[[ THE DATA open ]]

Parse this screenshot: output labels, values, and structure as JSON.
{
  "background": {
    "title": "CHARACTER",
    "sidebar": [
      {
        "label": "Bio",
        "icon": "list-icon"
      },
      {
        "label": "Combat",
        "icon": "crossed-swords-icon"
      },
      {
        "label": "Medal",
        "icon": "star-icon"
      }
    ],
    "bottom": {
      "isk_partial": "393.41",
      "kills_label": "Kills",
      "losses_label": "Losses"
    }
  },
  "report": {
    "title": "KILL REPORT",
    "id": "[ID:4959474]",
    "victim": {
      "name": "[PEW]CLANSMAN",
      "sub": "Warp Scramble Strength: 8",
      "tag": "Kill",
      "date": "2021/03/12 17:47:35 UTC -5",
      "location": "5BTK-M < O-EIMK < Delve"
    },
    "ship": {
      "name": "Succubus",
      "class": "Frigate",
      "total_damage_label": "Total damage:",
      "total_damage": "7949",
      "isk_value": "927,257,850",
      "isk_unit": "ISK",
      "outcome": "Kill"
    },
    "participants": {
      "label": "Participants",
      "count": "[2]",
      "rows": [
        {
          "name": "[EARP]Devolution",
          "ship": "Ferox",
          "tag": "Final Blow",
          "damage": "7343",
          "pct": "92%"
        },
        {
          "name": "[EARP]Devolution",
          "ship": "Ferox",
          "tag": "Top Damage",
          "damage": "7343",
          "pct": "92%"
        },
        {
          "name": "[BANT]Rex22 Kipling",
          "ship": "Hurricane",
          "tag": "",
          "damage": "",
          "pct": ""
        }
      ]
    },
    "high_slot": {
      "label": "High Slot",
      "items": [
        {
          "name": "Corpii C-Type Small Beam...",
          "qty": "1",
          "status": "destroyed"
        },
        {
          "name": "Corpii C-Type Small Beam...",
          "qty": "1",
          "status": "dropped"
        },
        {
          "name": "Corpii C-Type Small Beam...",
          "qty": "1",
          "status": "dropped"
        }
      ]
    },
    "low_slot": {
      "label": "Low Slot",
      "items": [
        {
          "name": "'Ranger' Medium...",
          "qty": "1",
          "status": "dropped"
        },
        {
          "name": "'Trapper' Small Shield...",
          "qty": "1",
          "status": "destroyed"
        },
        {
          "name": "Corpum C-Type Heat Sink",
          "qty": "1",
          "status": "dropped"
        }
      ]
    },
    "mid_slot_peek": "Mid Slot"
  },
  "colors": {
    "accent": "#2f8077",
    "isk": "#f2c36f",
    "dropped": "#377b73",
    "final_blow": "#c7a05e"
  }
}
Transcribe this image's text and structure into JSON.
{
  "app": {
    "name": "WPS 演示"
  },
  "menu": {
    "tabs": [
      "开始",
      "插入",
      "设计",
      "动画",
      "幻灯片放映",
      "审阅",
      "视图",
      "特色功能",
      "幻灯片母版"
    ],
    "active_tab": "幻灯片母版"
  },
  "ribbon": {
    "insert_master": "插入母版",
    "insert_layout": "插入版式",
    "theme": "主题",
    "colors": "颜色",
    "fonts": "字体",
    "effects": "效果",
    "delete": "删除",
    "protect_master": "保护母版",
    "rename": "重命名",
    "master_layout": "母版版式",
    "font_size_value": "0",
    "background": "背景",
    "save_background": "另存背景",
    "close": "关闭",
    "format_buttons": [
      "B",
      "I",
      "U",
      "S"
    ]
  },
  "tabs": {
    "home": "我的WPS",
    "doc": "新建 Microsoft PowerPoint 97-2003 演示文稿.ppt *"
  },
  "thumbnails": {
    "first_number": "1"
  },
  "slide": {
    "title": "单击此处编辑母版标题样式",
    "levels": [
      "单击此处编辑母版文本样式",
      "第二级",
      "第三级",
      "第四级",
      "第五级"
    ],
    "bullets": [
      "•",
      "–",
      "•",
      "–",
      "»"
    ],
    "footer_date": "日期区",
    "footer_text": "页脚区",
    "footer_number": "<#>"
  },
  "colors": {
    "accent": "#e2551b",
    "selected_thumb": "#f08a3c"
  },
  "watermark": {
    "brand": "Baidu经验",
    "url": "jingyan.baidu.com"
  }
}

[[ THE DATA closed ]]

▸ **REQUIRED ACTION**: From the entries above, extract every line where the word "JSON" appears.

▸ **REPLY TO THE EXERCISE**:
Parse this screenshot: output labels, values, and structure as JSON.
Transcribe this image's text and structure into JSON.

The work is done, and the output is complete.